Calls to trafficking helpline up 20% after Sir Mo Farah documentary
Calls to trafficking charity Unseen UK have risen by 20% since Sir Mo Farah revealed in a documentary that he was trafficked to the UK as a child.
The four-time Olympic champion, 39, revealed in the BBC documentary The Real Mo Farah how he was brought to Britain from Somalia illegally, having assumed the name of another child, after his father was killed in the civil war.
The charity told the BBC it had seen a 20% rise in calls and a 15% rise in overall contact since the report aired earlier this month.
Charity director Justine Carter told the broadcaster some callers had explicitly mentioned Sir Mo as a prompt for reaching out.
“It shows us that these types of high-profile stories really do have an impact with the public, and it’s resonating with those who might have spotted something concerning or might have been in a situation that’s similar to Sir Mo’s and the story that he told to the BBC,” she said.
“People feel very alone and isolated when they’re in that situation themselves, so knowing that somebody else has been a victim of this type of crime – and is still suffering from all of the experiences that they’ve had as a child – I think is really crucial.”

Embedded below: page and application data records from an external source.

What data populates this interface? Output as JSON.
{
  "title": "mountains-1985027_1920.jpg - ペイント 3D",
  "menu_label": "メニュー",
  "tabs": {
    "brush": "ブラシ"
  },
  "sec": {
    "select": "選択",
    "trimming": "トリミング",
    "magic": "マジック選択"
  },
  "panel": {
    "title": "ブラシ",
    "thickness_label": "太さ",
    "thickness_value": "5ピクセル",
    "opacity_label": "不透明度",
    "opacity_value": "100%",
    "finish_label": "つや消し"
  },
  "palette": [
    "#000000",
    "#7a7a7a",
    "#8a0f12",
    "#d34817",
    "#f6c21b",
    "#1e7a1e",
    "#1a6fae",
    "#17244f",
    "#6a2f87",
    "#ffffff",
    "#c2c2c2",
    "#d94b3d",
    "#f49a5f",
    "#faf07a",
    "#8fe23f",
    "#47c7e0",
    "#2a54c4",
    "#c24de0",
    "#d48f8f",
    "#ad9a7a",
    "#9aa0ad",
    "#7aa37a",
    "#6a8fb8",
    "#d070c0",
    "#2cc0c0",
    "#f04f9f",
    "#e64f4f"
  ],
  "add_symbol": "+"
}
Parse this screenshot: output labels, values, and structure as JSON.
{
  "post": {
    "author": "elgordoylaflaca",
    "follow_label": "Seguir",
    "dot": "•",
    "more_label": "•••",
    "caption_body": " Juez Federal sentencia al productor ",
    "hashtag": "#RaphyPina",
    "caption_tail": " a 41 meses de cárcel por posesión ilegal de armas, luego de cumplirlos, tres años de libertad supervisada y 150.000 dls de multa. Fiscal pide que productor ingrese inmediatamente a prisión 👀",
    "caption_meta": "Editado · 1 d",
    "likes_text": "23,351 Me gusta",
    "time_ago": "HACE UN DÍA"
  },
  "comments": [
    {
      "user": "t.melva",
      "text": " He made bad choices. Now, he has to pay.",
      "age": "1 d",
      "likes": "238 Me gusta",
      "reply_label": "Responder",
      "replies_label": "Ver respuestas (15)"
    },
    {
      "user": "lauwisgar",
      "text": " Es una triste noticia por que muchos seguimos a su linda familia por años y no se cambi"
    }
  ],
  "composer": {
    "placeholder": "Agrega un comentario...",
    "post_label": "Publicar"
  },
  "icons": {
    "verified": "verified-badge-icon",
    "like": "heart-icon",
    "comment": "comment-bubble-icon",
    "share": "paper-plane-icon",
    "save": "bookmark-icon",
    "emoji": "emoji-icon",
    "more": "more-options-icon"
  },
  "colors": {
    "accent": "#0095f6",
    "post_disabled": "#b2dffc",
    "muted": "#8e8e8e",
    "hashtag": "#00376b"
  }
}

In the documentary, Sir Mo said he was helped to obtain UK citizenship by his school PE teacher Alan Watkinson, while still using the name Mohamed Farah.
Ahead of the broadcast, Sir Mo said he created the documentary for his family.
He wrote on Instagram: “I’m so proud have represented Great Britain and to achieved what I have as a GB athlete.
“But, my proudest achievement will always be being a husband and father to my amazing family.
“I did this documentary for them, so they could understand more about the experiences that led us to becoming the family we are today.
“Not every child will have the easiest start in life, but that doesn’t mean they can’t go on to achieve their dreams.
“I hope you’ll all watch later and I can’t wait to hear what you think.”
The Metropolitan Police have launched an investigation into the trafficking claims, while the Home Office confirmed they would take no action against Sir Mo.